Tuesday, August 31, 2010

Back to the Books

After three posts where I attempted, with questionable success, to expound some of my views on the importance of what we read and why, I'll now return to the original and primary goal of this blog: writing about the books and authors I'm reading and that I feel have significance.

After reading the first volume of Jack Kerouac's selected letters almost ten years ago, I started reading the second volume the other day.  Now, I have owned the second volume since it's release yet I have been carefully avoiding it as I knew what I was in for.  Where the first volume charts the development of a writer, and his letters acting as a primary means of developing his style, the second volume charts his trajectory after reaching his personal apex.

Monday, August 30, 2010

The Last Point, for Real

I intended to make the last post the final post on that particular topic but this caught my eye this morning and I wanted to share it.


It fits the theme of my posts regarding the ubiquity of entertainment in general, and the types of books people read in particular.  Books can uncritically be fit into the same lump as one of those activities to "kill time," but that changes with the type of book being read.  The same could be said of types of music or types of movies, but the target of these posts is primarily on reading.

Sunday, August 29, 2010


After receiving an email from a friend regarding my previous post I realized I unintentionally sowed the seeds to a justifiably easy rebuttal.

The essence of the email was that the authors I mentioned, as well as other figures such as Joyce, Kerouac as well as many other 20th century figures not mentioned but easily implied, even if they had a period of wider public admiration, have fallen into a niche, "elite" reading now, and this may be the continuing trend and may even be for the best.

Books and Society

Our modern entertainment industry, including the developments in the publishing industry, has blossomed into its predictable end: a key means to maintain the social status quo.  What better tool could there be to maintain a specific social and economic system than to prevent time for reflection by filling it with superfluous time-killers?  Entertainment, the primary means to fill time between workdays, grows by the day, with ever more spaces being filled.  There has been an explosion of portable media players, social networking programs that limit in-depth discussion (all apologies to the true craftspeople of aphorisms, but what can really be said in a 140 character Twitter feed?), and dominant types of traditional media, such as books and film.
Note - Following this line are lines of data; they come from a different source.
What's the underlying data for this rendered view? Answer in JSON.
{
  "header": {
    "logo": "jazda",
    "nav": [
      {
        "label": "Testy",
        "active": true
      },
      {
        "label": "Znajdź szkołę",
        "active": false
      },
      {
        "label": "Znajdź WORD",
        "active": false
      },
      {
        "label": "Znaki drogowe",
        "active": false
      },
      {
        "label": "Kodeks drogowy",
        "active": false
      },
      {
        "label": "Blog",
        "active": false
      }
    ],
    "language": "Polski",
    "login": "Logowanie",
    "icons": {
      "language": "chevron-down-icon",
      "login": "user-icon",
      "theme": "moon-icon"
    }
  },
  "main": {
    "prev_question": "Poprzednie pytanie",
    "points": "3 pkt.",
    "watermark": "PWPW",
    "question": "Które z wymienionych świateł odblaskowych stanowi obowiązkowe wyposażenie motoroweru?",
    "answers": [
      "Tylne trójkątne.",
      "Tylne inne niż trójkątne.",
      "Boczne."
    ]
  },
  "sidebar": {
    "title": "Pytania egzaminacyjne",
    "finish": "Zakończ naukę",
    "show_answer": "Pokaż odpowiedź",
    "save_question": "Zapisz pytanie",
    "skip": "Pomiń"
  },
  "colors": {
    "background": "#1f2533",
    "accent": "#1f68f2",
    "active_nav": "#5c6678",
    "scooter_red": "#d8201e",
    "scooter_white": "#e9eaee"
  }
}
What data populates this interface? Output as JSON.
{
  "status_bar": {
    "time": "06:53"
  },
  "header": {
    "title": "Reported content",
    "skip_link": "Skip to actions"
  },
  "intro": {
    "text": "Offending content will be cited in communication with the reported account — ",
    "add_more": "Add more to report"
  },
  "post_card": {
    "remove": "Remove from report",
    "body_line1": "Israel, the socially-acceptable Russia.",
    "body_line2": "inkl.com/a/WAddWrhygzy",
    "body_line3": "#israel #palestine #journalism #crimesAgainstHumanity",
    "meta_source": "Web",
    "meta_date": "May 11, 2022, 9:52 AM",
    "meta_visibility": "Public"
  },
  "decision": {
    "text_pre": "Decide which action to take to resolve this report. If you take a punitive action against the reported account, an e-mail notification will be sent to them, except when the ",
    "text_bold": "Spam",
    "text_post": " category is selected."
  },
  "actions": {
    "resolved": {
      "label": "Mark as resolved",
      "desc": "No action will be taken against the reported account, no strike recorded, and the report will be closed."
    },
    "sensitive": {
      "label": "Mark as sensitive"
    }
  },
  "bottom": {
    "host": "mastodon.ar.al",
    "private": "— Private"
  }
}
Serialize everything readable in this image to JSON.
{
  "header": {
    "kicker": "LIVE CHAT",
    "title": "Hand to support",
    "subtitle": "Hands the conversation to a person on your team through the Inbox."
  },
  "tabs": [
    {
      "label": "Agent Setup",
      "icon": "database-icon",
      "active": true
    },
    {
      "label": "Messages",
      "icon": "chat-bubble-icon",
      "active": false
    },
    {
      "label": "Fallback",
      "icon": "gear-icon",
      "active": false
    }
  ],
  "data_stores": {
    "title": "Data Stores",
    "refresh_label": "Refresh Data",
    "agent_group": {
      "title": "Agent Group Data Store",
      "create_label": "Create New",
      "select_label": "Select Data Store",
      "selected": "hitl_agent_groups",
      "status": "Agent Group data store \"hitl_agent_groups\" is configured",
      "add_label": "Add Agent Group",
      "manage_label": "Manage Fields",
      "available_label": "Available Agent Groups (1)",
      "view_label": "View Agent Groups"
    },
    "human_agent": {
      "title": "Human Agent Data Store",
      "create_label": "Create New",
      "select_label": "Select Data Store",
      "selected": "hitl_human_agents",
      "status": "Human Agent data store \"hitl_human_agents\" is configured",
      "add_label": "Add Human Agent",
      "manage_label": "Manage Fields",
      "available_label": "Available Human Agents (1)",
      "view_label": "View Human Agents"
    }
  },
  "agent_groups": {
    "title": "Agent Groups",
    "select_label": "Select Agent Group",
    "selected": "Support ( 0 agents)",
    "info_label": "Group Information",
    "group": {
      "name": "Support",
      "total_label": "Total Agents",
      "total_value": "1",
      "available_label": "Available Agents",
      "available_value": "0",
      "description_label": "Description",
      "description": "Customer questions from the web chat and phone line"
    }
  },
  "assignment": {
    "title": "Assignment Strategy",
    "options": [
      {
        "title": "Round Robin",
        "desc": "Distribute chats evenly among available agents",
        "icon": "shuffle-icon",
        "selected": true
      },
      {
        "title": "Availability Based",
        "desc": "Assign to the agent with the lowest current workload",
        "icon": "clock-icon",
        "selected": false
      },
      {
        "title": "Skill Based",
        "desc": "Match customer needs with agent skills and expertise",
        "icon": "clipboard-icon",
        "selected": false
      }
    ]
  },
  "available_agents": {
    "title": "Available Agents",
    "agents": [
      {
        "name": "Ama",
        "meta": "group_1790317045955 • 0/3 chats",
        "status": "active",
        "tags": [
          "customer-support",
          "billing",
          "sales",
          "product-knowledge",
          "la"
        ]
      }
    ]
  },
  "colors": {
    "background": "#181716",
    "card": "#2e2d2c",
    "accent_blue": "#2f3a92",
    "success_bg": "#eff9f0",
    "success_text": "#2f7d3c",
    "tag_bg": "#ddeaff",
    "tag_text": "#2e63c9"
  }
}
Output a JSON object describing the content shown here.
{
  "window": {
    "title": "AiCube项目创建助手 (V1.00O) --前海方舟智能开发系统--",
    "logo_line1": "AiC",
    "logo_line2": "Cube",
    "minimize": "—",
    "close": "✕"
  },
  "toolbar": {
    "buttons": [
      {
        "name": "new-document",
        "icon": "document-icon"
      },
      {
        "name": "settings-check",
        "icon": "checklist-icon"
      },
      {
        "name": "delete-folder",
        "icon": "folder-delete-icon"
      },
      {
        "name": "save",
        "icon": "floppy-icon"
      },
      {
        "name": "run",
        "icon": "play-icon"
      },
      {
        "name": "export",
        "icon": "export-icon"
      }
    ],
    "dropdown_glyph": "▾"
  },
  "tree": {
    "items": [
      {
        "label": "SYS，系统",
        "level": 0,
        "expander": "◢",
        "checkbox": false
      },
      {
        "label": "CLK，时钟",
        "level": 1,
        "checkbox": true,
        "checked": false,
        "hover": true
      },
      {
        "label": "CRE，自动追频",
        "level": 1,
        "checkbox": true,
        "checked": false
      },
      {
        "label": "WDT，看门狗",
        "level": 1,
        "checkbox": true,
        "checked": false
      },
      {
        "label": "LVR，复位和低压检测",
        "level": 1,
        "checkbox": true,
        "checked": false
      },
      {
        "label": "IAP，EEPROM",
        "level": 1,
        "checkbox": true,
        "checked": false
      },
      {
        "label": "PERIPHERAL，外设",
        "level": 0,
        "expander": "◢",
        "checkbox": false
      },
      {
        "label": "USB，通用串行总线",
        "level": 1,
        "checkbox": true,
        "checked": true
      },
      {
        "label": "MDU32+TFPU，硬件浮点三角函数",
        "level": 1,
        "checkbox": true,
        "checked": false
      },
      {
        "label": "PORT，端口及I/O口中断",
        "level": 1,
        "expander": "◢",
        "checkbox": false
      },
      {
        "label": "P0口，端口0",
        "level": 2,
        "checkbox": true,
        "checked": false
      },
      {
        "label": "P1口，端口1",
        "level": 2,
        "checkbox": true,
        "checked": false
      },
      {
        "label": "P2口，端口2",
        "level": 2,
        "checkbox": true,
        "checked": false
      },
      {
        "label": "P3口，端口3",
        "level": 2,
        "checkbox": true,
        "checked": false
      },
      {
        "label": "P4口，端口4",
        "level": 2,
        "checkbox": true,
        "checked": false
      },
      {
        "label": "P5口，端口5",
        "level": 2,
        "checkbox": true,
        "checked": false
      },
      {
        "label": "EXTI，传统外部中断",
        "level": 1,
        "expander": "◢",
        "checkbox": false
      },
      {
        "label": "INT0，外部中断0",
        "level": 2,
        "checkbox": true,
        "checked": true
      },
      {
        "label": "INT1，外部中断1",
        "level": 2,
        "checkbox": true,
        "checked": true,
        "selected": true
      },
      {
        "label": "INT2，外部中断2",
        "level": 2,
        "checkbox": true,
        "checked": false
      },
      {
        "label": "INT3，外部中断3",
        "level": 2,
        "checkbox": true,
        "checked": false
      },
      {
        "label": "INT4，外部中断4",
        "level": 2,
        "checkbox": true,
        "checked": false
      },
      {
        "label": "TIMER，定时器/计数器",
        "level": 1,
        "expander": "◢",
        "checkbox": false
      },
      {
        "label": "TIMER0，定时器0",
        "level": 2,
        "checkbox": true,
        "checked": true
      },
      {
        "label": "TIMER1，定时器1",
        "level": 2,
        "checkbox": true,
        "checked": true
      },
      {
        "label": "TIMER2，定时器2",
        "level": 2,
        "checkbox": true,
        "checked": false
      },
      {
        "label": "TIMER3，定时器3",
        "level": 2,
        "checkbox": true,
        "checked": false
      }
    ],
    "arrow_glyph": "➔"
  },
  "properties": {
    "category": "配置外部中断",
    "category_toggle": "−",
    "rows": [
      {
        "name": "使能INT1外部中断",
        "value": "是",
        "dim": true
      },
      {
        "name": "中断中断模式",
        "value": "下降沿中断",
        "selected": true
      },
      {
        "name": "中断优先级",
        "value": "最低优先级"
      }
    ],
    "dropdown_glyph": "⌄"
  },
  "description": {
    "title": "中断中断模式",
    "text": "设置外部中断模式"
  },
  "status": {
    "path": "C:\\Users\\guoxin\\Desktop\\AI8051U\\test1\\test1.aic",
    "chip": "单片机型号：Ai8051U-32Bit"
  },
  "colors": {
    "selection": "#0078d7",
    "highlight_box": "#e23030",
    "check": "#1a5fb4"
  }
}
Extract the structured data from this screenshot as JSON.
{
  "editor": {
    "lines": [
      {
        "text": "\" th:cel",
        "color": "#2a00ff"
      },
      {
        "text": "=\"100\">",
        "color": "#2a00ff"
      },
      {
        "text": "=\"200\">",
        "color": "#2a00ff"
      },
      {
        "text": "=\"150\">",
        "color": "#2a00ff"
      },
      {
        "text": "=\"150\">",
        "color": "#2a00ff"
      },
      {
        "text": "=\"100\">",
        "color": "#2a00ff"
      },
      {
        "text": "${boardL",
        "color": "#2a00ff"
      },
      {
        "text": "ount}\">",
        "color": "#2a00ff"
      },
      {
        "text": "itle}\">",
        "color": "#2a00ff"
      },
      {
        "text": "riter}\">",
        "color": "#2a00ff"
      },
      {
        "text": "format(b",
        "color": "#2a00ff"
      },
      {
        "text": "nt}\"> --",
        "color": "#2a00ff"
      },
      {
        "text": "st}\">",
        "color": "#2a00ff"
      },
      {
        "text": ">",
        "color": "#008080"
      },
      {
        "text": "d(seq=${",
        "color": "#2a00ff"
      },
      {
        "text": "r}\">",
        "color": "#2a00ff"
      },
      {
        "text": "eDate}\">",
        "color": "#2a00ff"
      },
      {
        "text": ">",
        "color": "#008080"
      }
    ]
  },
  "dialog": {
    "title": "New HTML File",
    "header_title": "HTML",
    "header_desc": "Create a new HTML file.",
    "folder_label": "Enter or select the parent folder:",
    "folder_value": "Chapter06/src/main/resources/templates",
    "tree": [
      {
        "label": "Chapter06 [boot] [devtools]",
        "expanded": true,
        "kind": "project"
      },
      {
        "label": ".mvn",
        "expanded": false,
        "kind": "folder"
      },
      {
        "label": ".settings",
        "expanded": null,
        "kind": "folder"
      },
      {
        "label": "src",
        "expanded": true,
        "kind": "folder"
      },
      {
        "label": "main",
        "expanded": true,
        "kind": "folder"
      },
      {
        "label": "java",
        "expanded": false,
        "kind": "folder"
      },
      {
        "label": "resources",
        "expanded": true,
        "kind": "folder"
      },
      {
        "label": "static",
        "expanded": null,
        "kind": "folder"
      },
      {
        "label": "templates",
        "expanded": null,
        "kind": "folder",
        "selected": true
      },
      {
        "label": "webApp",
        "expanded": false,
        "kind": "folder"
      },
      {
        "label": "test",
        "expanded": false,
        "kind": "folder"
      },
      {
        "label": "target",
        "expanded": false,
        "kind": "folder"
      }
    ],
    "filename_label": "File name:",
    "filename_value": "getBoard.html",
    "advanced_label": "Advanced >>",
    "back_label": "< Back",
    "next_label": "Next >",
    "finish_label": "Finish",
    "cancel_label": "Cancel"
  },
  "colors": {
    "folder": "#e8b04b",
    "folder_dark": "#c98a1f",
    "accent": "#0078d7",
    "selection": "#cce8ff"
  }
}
Now this is the natural progression of a capitalist economy.  A day spent in toil leads to an increased use of downtime to "turn on, tune in, and drop out," and the entertainment industry has met this demand, providing a means to relax while keeping the mind busy enough so that it doesn't have time to question.  Now, this isn't a conspiracy.  My use of the word "tool" above was to achieve simplification, but this device differs from a true tool in that nobody consciously wields it.  There is no person behind the curtains pulling the strings.  It is part of the logical development of our socioeconomic system and it affects the CEO of a Fortune 500 company as much as a grocery store cashier.

So, as this is a book blog, where does reading fit in?

Thursday, August 26, 2010

Simenon Interview

Here's an interesting interview with Georges Simenon from the Paris Review where he describes the origins of his style, his working method, and the differences between his commercial works and his more stark "romans durs."  I discovered Simenon through one of his "hard novels," Dirty Snow (also available translated as "The Stain on the Snow"), but have read his more commercial work since and can safely say I haven't read anything that didn't impress me, with Dirty Snow in particular being profoundly disturbing.  Enjoy.


Wednesday, August 25, 2010

Correction, or A New Approach

Something didn't sit well in my initial post regarding my favourite authors.  While yes, they are my favourites, I don't think it gives an accurate representation of what my interests are.  Instead, I want to make a brief list of what I'm currently reading and what I have recently read.  I feel this will provide a better idea of my reading habits.

A hello to whoever

Well, for a first post I thought I might describe what I envisioned when I created this blog.

First, I envision few, if any hits or followers.  It's more of another place to jot down thoughts and ideas spurred on by what I'm reading, though film and music may also come into play.

Second, as suggested above, it's primarily a place to write about what I read, and would ideally become a place where the books and ideas triggered by them can be commented on and discussed in a positive way.  It's not a forum to argue, though any negative comments are encouraged as long as they are respectful and constructive.

Now, as far as the reading material goes, it is very eclectic.  I do not mean that it's random as I see a common thread running through it all, and that is that I view books as a vital part of understanding the world.  The posts will include works within many genres of fiction, history and politics, philosophy, poetry, current events...essentially the entire gamut of what pen has put to paper.